Vanuatu is bracing for a direct hit from the still intensifying Cyclone Harold, which is forecast to pass straight over the central islands, forcing the country to contend with dual emergencies.
Harold, a category four storm, was sitting off the country’s west and continuing to strengthen on Sunday afternoon.
The system had slowed to a crawl, said Fred Jockley, a forecaster at the Vanuatu Meteorological Service, a worrying development as a slow-moving cyclone allows it to absorb more moisture, thus gaining size and strength.
On its current track, Harold is forecast to pass directly over the islands of Malekula and Ambrym late on Monday as a powerful and destructive category five storm – the highest category there is – with winds near its centre in excess of 200km/h.
While its path could stray from that forecast, Vanuatu is almost certain to experience some kind of direct hit, with Mr Jockley warning of destructive winds, torrential rains, phenomenal seas, and flash flooding and landslides in several provinces.
“It’s very severe,” he said. “There’s already a lot of flooding, there are already reports of damage to some houses.”
On Sunday, reports from islands in Vanuatu’s west – including Santo, the country’s largest – indicated that damage had already been done, with people forced to flee villages or find higher ground.
“We are now seeing a lot of rainfall and massive flash flooding,” said Manson Taridenga, a disaster official in Penama, one of the provinces in Harold’s firing line. “We have already seen some damage to infrastructure like roads.”
Pictures shared to social media showed villages on the island of Malekula, which is likely to bear a direct impact, flooded by rivers that spilled over their banks to swallow food gardens, and villagers boarding up huts and tightening thatching on their roofs.
“We’re just making things ready, especially to organise communities to move, to prepare evacuation centres and also to organise vulnerable people,” Mr Taridenga said.
For Vanuatu, the Pacific, and countries that are often called upon for support like New Zealand and Australia, the threat of such a powerful cyclone comes at the worst possible time, as the region contends with the Covid-19 pandemic.
Vanuatu has been in a state of emergency for weeks, with the country in effective lockdown.
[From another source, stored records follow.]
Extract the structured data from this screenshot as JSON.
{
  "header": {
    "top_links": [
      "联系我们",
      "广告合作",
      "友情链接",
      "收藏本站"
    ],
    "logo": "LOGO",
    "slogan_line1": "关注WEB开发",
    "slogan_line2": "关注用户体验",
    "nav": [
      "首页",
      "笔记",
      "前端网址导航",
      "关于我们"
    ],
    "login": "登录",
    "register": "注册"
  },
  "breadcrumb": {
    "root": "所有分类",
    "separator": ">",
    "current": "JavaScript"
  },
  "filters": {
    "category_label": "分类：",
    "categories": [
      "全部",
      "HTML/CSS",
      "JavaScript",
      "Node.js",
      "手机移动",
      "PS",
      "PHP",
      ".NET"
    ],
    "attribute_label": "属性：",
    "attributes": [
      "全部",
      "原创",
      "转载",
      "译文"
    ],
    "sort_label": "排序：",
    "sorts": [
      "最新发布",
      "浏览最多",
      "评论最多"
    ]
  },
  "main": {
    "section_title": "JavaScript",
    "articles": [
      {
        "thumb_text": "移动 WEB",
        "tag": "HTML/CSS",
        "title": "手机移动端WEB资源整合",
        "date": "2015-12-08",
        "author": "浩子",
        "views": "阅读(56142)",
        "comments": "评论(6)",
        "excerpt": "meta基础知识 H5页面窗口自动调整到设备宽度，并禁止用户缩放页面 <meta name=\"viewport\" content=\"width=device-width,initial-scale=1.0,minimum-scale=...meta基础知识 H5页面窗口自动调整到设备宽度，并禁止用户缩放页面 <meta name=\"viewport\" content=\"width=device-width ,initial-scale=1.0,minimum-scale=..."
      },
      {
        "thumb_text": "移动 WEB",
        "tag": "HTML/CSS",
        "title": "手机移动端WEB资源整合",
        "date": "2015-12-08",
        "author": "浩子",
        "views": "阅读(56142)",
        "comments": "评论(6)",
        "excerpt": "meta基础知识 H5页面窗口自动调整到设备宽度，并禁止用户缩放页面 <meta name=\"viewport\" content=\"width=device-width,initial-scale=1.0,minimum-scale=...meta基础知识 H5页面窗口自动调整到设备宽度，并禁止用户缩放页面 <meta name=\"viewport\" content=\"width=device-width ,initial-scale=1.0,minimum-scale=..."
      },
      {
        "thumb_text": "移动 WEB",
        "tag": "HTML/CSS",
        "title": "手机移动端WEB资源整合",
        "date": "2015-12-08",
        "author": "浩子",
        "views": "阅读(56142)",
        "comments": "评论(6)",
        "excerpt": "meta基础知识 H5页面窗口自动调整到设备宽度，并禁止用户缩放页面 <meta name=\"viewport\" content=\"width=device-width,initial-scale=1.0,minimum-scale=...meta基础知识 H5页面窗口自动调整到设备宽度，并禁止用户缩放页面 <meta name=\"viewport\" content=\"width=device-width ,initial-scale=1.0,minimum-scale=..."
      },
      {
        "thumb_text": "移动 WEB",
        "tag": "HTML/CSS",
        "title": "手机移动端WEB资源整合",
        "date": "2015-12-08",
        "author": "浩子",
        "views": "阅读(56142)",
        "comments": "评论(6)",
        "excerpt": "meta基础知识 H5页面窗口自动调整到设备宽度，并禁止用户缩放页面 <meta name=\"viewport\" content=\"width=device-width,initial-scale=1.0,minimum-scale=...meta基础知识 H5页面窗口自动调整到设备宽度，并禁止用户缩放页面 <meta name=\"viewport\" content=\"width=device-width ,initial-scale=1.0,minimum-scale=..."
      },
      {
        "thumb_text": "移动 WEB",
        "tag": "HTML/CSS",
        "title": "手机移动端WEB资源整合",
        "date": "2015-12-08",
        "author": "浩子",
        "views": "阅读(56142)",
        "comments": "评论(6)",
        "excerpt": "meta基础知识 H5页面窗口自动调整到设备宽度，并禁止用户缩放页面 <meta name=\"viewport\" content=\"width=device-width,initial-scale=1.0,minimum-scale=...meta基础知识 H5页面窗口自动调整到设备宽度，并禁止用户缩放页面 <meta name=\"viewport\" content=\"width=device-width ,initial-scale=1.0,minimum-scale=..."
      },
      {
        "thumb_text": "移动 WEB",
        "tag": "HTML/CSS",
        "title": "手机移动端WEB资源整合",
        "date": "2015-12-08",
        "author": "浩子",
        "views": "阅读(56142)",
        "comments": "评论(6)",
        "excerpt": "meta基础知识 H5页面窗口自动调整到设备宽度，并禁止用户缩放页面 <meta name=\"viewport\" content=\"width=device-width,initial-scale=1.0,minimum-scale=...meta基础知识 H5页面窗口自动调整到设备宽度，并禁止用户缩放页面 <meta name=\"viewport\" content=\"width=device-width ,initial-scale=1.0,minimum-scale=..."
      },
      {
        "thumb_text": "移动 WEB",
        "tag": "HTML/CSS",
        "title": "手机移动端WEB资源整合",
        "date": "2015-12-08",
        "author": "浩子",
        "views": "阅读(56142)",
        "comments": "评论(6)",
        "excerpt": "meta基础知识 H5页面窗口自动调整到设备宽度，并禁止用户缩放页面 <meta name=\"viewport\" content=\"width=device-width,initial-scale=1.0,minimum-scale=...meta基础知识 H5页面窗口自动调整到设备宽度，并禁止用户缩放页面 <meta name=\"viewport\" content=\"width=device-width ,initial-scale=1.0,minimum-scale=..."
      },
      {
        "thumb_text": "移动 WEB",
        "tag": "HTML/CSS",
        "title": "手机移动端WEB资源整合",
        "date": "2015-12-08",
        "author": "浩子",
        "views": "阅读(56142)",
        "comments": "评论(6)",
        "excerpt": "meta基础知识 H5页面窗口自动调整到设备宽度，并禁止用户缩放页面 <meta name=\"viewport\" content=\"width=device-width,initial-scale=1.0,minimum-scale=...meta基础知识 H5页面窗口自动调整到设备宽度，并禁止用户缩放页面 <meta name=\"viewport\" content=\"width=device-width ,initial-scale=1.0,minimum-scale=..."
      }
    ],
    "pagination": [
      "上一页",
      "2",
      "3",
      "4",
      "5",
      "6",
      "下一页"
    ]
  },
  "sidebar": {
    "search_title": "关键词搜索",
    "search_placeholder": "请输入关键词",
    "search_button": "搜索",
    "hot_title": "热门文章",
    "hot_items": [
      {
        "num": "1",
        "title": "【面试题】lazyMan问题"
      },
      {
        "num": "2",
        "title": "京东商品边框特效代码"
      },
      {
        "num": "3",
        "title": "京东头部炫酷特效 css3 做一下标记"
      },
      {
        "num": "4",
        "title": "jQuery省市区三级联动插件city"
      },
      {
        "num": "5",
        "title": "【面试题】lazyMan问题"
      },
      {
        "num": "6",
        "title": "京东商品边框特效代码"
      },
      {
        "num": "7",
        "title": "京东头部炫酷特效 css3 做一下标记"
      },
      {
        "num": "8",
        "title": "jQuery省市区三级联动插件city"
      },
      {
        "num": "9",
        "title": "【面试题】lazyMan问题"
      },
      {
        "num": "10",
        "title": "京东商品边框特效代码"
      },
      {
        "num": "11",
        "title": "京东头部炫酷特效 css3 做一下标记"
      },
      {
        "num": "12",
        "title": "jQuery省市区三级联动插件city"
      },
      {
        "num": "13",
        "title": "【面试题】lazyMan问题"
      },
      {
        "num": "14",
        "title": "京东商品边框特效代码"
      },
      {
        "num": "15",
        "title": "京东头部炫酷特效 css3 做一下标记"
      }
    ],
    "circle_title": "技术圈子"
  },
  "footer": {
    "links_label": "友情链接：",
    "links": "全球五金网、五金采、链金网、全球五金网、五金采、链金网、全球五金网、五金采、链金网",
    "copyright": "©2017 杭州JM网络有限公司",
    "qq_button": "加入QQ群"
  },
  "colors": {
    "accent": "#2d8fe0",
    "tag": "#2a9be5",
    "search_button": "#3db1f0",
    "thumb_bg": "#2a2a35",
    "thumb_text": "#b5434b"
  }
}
The border has been closed, and people have been ordered to stay home with gatherings of more than five people banned.